New York - Oil pessimists are sticking to their guns even after the market rallied against them in the aftermath of the Organisation of Petroleum Exporting Countries (OPEC) output deal.
Eighteen of 32, of analysts, traders and brokers surveyed by Bloomberg on Thursday were bearish. That’s up from 50% of respondents a week earlier.
Futures in New York have jumped by more than $5 a barrel since OPEC agreed last week to cut production, climbing above $50 for the first in over three months.
OPEC, which pumped at a record in September, is scheduled to decide on member quotas at a meeting in Vienna on November 30.
Prices have also rallied as US crude supplies fell 26.1 million barrels to 499.7 million in the past five weeks, according to Energy Information Administration data.
"There’s a lot of scepticism about this OPEC agreement," said Paul Crovo, a Philadelphia-based oil and equity analyst at PNC Capital Advisors.
"There’s not trust that anything will be enforced because they have such a spotty history of compliance."
Saudi Arabia led OPEC to adopt a pump-at-will policy in November 2014, which led to the abandonment of the group’s production target.

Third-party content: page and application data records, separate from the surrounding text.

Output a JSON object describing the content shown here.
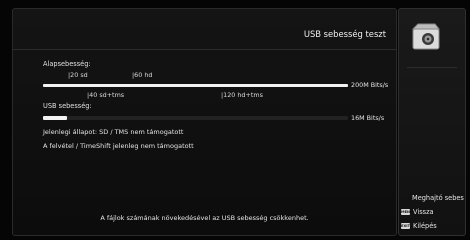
{
  "screen": {
    "title": "USB sebesség teszt",
    "base_speed": {
      "label": "Alapsebesség:",
      "markers_top": [
        "|20 sd",
        "|60 hd"
      ],
      "markers_bottom": [
        "|40 sd+tms",
        "|120 hd+tms"
      ],
      "value_text": "200M Bits/s",
      "fill_fraction": 1.0
    },
    "usb_speed": {
      "label": "USB sebesség:",
      "value_text": "16M Bits/s",
      "fill_fraction": 0.08
    },
    "status_current": "Jelenlegi állapot: SD / TMS nem támogatott",
    "status_record": "A felvétel / TimeShift jelenleg nem támogatott",
    "footer_note": "A fájlok számának növekedésével az USB sebesség csökkenhet."
  },
  "side": {
    "icon": "usb-drive-icon",
    "legend": [
      {
        "key_label": "",
        "key_color": "#d8d8d8",
        "text": "Meghajtó sebes"
      },
      {
        "key_label": "MENU",
        "key_color": "#d8d8d8",
        "text": "Vissza"
      },
      {
        "key_label": "EXIT",
        "key_color": "#d8d8d8",
        "text": "Kilépés"
      }
    ]
  }
}
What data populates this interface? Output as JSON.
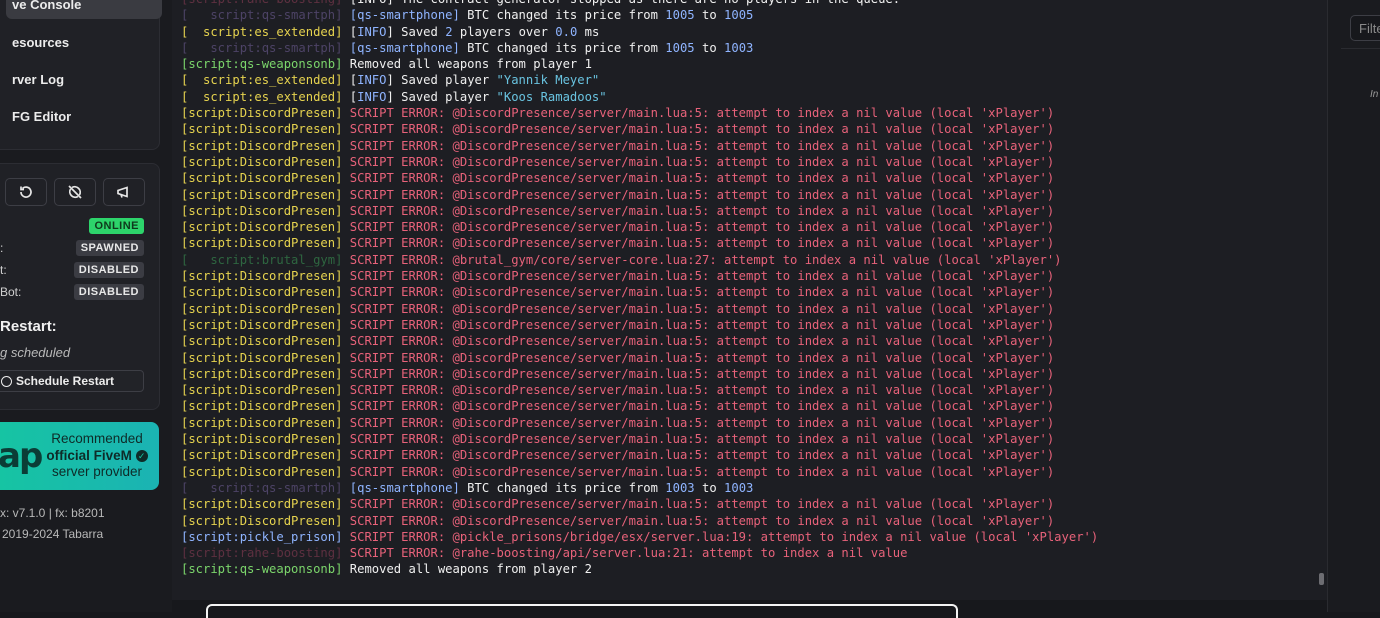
{
  "sidebar": {
    "nav": [
      {
        "label": "ve Console",
        "active": true
      },
      {
        "label": "esources"
      },
      {
        "label": "rver Log"
      },
      {
        "label": "FG Editor"
      }
    ],
    "controls": {
      "buttons": [
        {
          "icon": "restart-icon"
        },
        {
          "icon": "stop-icon"
        },
        {
          "icon": "announce-icon"
        }
      ],
      "status": [
        {
          "label": "",
          "value": "ONLINE"
        },
        {
          "label": ":",
          "value": "SPAWNED"
        },
        {
          "label": "t:",
          "value": "DISABLED"
        },
        {
          "label": "Bot:",
          "value": "DISABLED"
        }
      ],
      "restart_title": "Restart:",
      "restart_subtitle": "g scheduled",
      "schedule_button": "Schedule Restart"
    },
    "promo": {
      "logo": "ap",
      "line1": "Recommended",
      "line2": "official FiveM",
      "line3": "server provider"
    },
    "footer": {
      "version": "x: v7.1.0 | fx: b8201",
      "copyright": "2019-2024 Tabarra"
    }
  },
  "right_panel": {
    "filter_placeholder": "Filte",
    "note": "In"
  },
  "colors": {
    "online": "#2dd46b",
    "error": "#e8627a",
    "tag_yellow": "#e6d34f",
    "tag_green": "#7bd56b",
    "accent_blue": "#8fb4ff",
    "promo": "#16c5a2"
  },
  "console": {
    "lines": [
      {
        "tag": "[script:rahe-boosting]",
        "tag_style": "dimred",
        "segments": [
          {
            "t": "[INFO] The contract generator stopped as there are no players in the queue.",
            "s": "white"
          }
        ]
      },
      {
        "tag": "[   script:qs-smartph]",
        "tag_style": "dimpurple",
        "segments": [
          {
            "t": "[qs-smartphone]",
            "s": "blue"
          },
          {
            "t": " BTC changed its price from ",
            "s": "white"
          },
          {
            "t": "1005",
            "s": "num"
          },
          {
            "t": " to ",
            "s": "white"
          },
          {
            "t": "1005",
            "s": "num"
          }
        ]
      },
      {
        "tag": "[  script:es_extended]",
        "tag_style": "yellow",
        "segments": [
          {
            "t": "[",
            "s": "white"
          },
          {
            "t": "INFO",
            "s": "blue"
          },
          {
            "t": "] Saved ",
            "s": "white"
          },
          {
            "t": "2",
            "s": "num"
          },
          {
            "t": " players over ",
            "s": "white"
          },
          {
            "t": "0.0",
            "s": "num"
          },
          {
            "t": " ms",
            "s": "white"
          }
        ]
      },
      {
        "tag": "[   script:qs-smartph]",
        "tag_style": "dimpurple",
        "segments": [
          {
            "t": "[qs-smartphone]",
            "s": "blue"
          },
          {
            "t": " BTC changed its price from ",
            "s": "white"
          },
          {
            "t": "1005",
            "s": "num"
          },
          {
            "t": " to ",
            "s": "white"
          },
          {
            "t": "1003",
            "s": "num"
          }
        ]
      },
      {
        "tag": "[script:qs-weaponsonb]",
        "tag_style": "green",
        "segments": [
          {
            "t": "Removed all weapons from player 1",
            "s": "white"
          }
        ]
      },
      {
        "tag": "[  script:es_extended]",
        "tag_style": "yellow",
        "segments": [
          {
            "t": "[",
            "s": "white"
          },
          {
            "t": "INFO",
            "s": "blue"
          },
          {
            "t": "] Saved player ",
            "s": "white"
          },
          {
            "t": "\"Yannik Meyer\"",
            "s": "str"
          }
        ]
      },
      {
        "tag": "[  script:es_extended]",
        "tag_style": "yellow",
        "segments": [
          {
            "t": "[",
            "s": "white"
          },
          {
            "t": "INFO",
            "s": "blue"
          },
          {
            "t": "] Saved player ",
            "s": "white"
          },
          {
            "t": "\"Koos Ramadoos\"",
            "s": "str"
          }
        ]
      },
      {
        "tag": "[script:DiscordPresen]",
        "tag_style": "yellow",
        "segments": [
          {
            "t": "SCRIPT ERROR: @DiscordPresence/server/main.lua:5: attempt to index a nil value (local 'xPlayer')",
            "s": "red"
          }
        ]
      },
      {
        "tag": "[script:DiscordPresen]",
        "tag_style": "yellow",
        "segments": [
          {
            "t": "SCRIPT ERROR: @DiscordPresence/server/main.lua:5: attempt to index a nil value (local 'xPlayer')",
            "s": "red"
          }
        ]
      },
      {
        "tag": "[script:DiscordPresen]",
        "tag_style": "yellow",
        "segments": [
          {
            "t": "SCRIPT ERROR: @DiscordPresence/server/main.lua:5: attempt to index a nil value (local 'xPlayer')",
            "s": "red"
          }
        ]
      },
      {
        "tag": "[script:DiscordPresen]",
        "tag_style": "yellow",
        "segments": [
          {
            "t": "SCRIPT ERROR: @DiscordPresence/server/main.lua:5: attempt to index a nil value (local 'xPlayer')",
            "s": "red"
          }
        ]
      },
      {
        "tag": "[script:DiscordPresen]",
        "tag_style": "yellow",
        "segments": [
          {
            "t": "SCRIPT ERROR: @DiscordPresence/server/main.lua:5: attempt to index a nil value (local 'xPlayer')",
            "s": "red"
          }
        ]
      },
      {
        "tag": "[script:DiscordPresen]",
        "tag_style": "yellow",
        "segments": [
          {
            "t": "SCRIPT ERROR: @DiscordPresence/server/main.lua:5: attempt to index a nil value (local 'xPlayer')",
            "s": "red"
          }
        ]
      },
      {
        "tag": "[script:DiscordPresen]",
        "tag_style": "yellow",
        "segments": [
          {
            "t": "SCRIPT ERROR: @DiscordPresence/server/main.lua:5: attempt to index a nil value (local 'xPlayer')",
            "s": "red"
          }
        ]
      },
      {
        "tag": "[script:DiscordPresen]",
        "tag_style": "yellow",
        "segments": [
          {
            "t": "SCRIPT ERROR: @DiscordPresence/server/main.lua:5: attempt to index a nil value (local 'xPlayer')",
            "s": "red"
          }
        ]
      },
      {
        "tag": "[script:DiscordPresen]",
        "tag_style": "yellow",
        "segments": [
          {
            "t": "SCRIPT ERROR: @DiscordPresence/server/main.lua:5: attempt to index a nil value (local 'xPlayer')",
            "s": "red"
          }
        ]
      },
      {
        "tag": "[   script:brutal_gym]",
        "tag_style": "dimgreen",
        "segments": [
          {
            "t": "SCRIPT ERROR: @brutal_gym/core/server-core.lua:27: attempt to index a nil value (local 'xPlayer')",
            "s": "red"
          }
        ]
      },
      {
        "tag": "[script:DiscordPresen]",
        "tag_style": "yellow",
        "segments": [
          {
            "t": "SCRIPT ERROR: @DiscordPresence/server/main.lua:5: attempt to index a nil value (local 'xPlayer')",
            "s": "red"
          }
        ]
      },
      {
        "tag": "[script:DiscordPresen]",
        "tag_style": "yellow",
        "segments": [
          {
            "t": "SCRIPT ERROR: @DiscordPresence/server/main.lua:5: attempt to index a nil value (local 'xPlayer')",
            "s": "red"
          }
        ]
      },
      {
        "tag": "[script:DiscordPresen]",
        "tag_style": "yellow",
        "segments": [
          {
            "t": "SCRIPT ERROR: @DiscordPresence/server/main.lua:5: attempt to index a nil value (local 'xPlayer')",
            "s": "red"
          }
        ]
      },
      {
        "tag": "[script:DiscordPresen]",
        "tag_style": "yellow",
        "segments": [
          {
            "t": "SCRIPT ERROR: @DiscordPresence/server/main.lua:5: attempt to index a nil value (local 'xPlayer')",
            "s": "red"
          }
        ]
      },
      {
        "tag": "[script:DiscordPresen]",
        "tag_style": "yellow",
        "segments": [
          {
            "t": "SCRIPT ERROR: @DiscordPresence/server/main.lua:5: attempt to index a nil value (local 'xPlayer')",
            "s": "red"
          }
        ]
      },
      {
        "tag": "[script:DiscordPresen]",
        "tag_style": "yellow",
        "segments": [
          {
            "t": "SCRIPT ERROR: @DiscordPresence/server/main.lua:5: attempt to index a nil value (local 'xPlayer')",
            "s": "red"
          }
        ]
      },
      {
        "tag": "[script:DiscordPresen]",
        "tag_style": "yellow",
        "segments": [
          {
            "t": "SCRIPT ERROR: @DiscordPresence/server/main.lua:5: attempt to index a nil value (local 'xPlayer')",
            "s": "red"
          }
        ]
      },
      {
        "tag": "[script:DiscordPresen]",
        "tag_style": "yellow",
        "segments": [
          {
            "t": "SCRIPT ERROR: @DiscordPresence/server/main.lua:5: attempt to index a nil value (local 'xPlayer')",
            "s": "red"
          }
        ]
      },
      {
        "tag": "[script:DiscordPresen]",
        "tag_style": "yellow",
        "segments": [
          {
            "t": "SCRIPT ERROR: @DiscordPresence/server/main.lua:5: attempt to index a nil value (local 'xPlayer')",
            "s": "red"
          }
        ]
      },
      {
        "tag": "[script:DiscordPresen]",
        "tag_style": "yellow",
        "segments": [
          {
            "t": "SCRIPT ERROR: @DiscordPresence/server/main.lua:5: attempt to index a nil value (local 'xPlayer')",
            "s": "red"
          }
        ]
      },
      {
        "tag": "[script:DiscordPresen]",
        "tag_style": "yellow",
        "segments": [
          {
            "t": "SCRIPT ERROR: @DiscordPresence/server/main.lua:5: attempt to index a nil value (local 'xPlayer')",
            "s": "red"
          }
        ]
      },
      {
        "tag": "[script:DiscordPresen]",
        "tag_style": "yellow",
        "segments": [
          {
            "t": "SCRIPT ERROR: @DiscordPresence/server/main.lua:5: attempt to index a nil value (local 'xPlayer')",
            "s": "red"
          }
        ]
      },
      {
        "tag": "[script:DiscordPresen]",
        "tag_style": "yellow",
        "segments": [
          {
            "t": "SCRIPT ERROR: @DiscordPresence/server/main.lua:5: attempt to index a nil value (local 'xPlayer')",
            "s": "red"
          }
        ]
      },
      {
        "tag": "[   script:qs-smartph]",
        "tag_style": "dimpurple",
        "segments": [
          {
            "t": "[qs-smartphone]",
            "s": "blue"
          },
          {
            "t": " BTC changed its price from ",
            "s": "white"
          },
          {
            "t": "1003",
            "s": "num"
          },
          {
            "t": " to ",
            "s": "white"
          },
          {
            "t": "1003",
            "s": "num"
          }
        ]
      },
      {
        "tag": "[script:DiscordPresen]",
        "tag_style": "yellow",
        "segments": [
          {
            "t": "SCRIPT ERROR: @DiscordPresence/server/main.lua:5: attempt to index a nil value (local 'xPlayer')",
            "s": "red"
          }
        ]
      },
      {
        "tag": "[script:DiscordPresen]",
        "tag_style": "yellow",
        "segments": [
          {
            "t": "SCRIPT ERROR: @DiscordPresence/server/main.lua:5: attempt to index a nil value (local 'xPlayer')",
            "s": "red"
          }
        ]
      },
      {
        "tag": "[script:pickle_prison]",
        "tag_style": "blue",
        "segments": [
          {
            "t": "SCRIPT ERROR: @pickle_prisons/bridge/esx/server.lua:19: attempt to index a nil value (local 'xPlayer')",
            "s": "red"
          }
        ]
      },
      {
        "tag": "[script:rahe-boosting]",
        "tag_style": "dimred",
        "segments": [
          {
            "t": "SCRIPT ERROR: @rahe-boosting/api/server.lua:21: attempt to index a nil value",
            "s": "red"
          }
        ]
      },
      {
        "tag": "[script:qs-weaponsonb]",
        "tag_style": "green",
        "segments": [
          {
            "t": "Removed all weapons from player 2",
            "s": "white"
          }
        ]
      }
    ]
  }
}
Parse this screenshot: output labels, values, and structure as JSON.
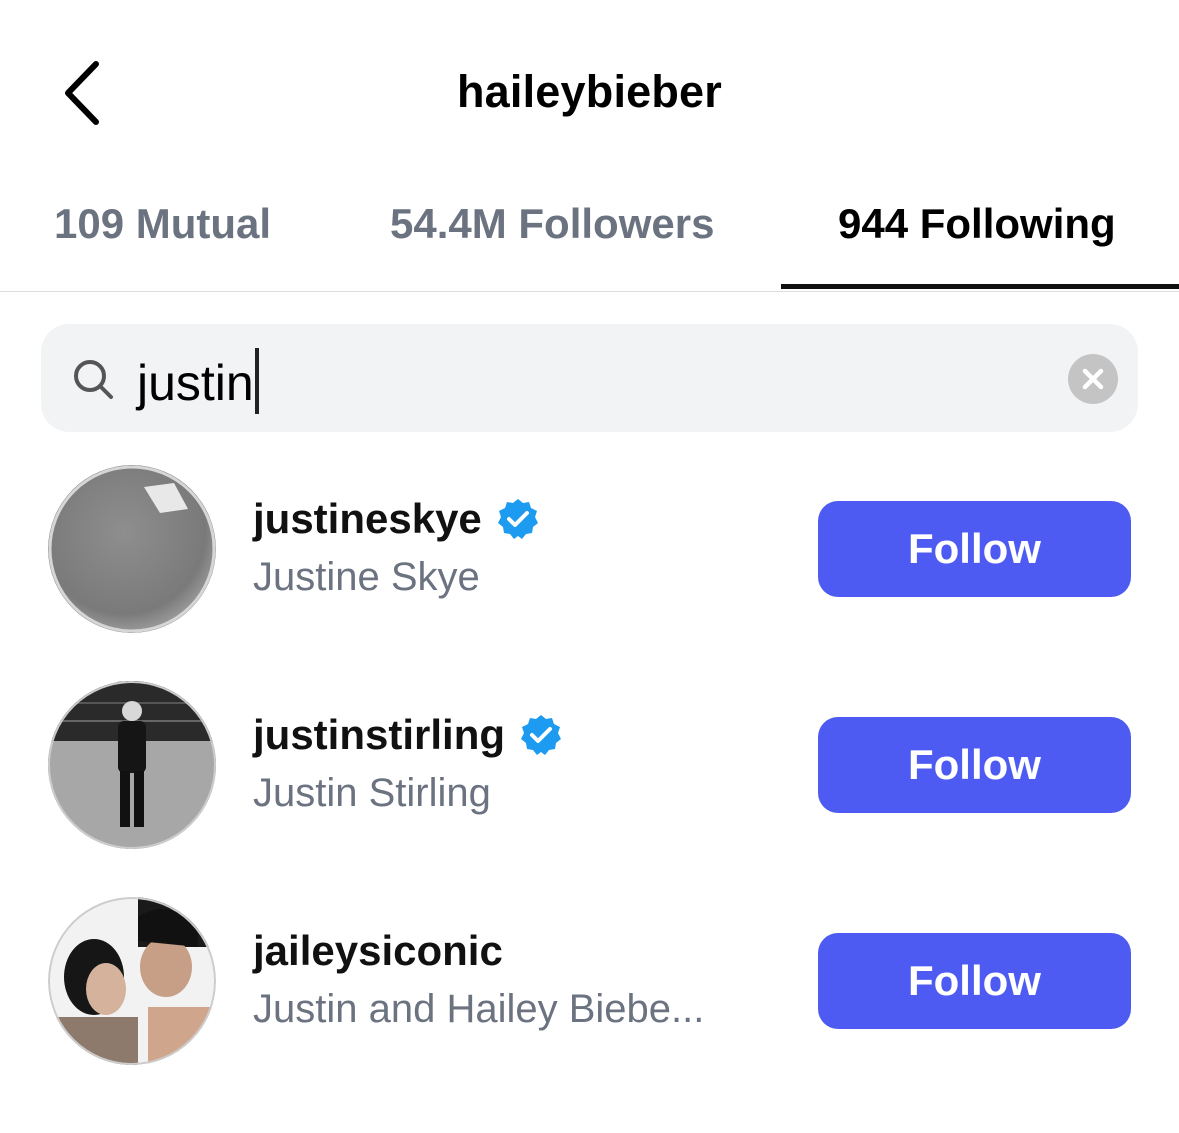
{
  "header": {
    "title": "haileybieber",
    "back_icon": "chevron-left-icon"
  },
  "tabs": [
    {
      "label": "109 Mutual",
      "active": false
    },
    {
      "label": "54.4M Followers",
      "active": false
    },
    {
      "label": "944 Following",
      "active": true
    }
  ],
  "search": {
    "value": "justin",
    "icon": "search-icon",
    "clear_icon": "clear-icon"
  },
  "results": [
    {
      "username": "justineskye",
      "full_name": "Justine Skye",
      "verified": true,
      "button": "Follow"
    },
    {
      "username": "justinstirling",
      "full_name": "Justin Stirling",
      "verified": true,
      "button": "Follow"
    },
    {
      "username": "jaileysiconic",
      "full_name": "Justin and Hailey Biebe...",
      "verified": false,
      "button": "Follow"
    }
  ],
  "colors": {
    "follow_button": "#4e5bf2",
    "verified_badge": "#1d9bf0",
    "secondary_text": "#6b7280"
  }
}
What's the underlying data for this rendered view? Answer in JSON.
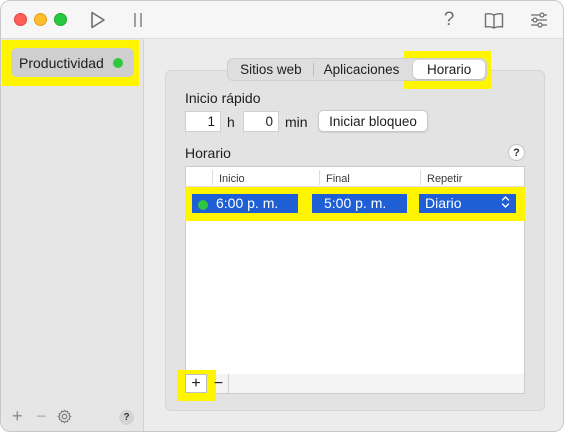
{
  "toolbar": {
    "play_icon": "play-icon",
    "pause_icon": "pause-icon",
    "help_label": "?",
    "book_icon": "book-icon",
    "sliders_icon": "sliders-icon"
  },
  "sidebar": {
    "items": [
      {
        "label": "Productividad",
        "status_color": "#2fc73f"
      }
    ],
    "add_label": "+",
    "remove_label": "−",
    "help_label": "?"
  },
  "tabs": [
    {
      "label": "Sitios web",
      "active": false
    },
    {
      "label": "Aplicaciones",
      "active": false
    },
    {
      "label": "Horario",
      "active": true
    }
  ],
  "quick_start": {
    "title": "Inicio rápido",
    "hours_value": "1",
    "hours_unit": "h",
    "minutes_value": "0",
    "minutes_unit": "min",
    "start_button": "Iniciar bloqueo"
  },
  "schedule": {
    "title": "Horario",
    "help_label": "?",
    "columns": [
      "Inicio",
      "Final",
      "Repetir"
    ],
    "rows": [
      {
        "start": "6:00 p. m.",
        "end": "5:00 p. m.",
        "repeat": "Diario",
        "status_color": "#2fc73f"
      }
    ],
    "add_label": "+",
    "remove_label": "−"
  },
  "colors": {
    "highlight": "#fff500",
    "selection": "#1e5fd6",
    "active_green": "#2fc73f"
  }
}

Members routinely exceeded their quotas, which sent global inventories higher as prices dropped.Read Fin24's top stories trending on Twitter: Fin24’s top stories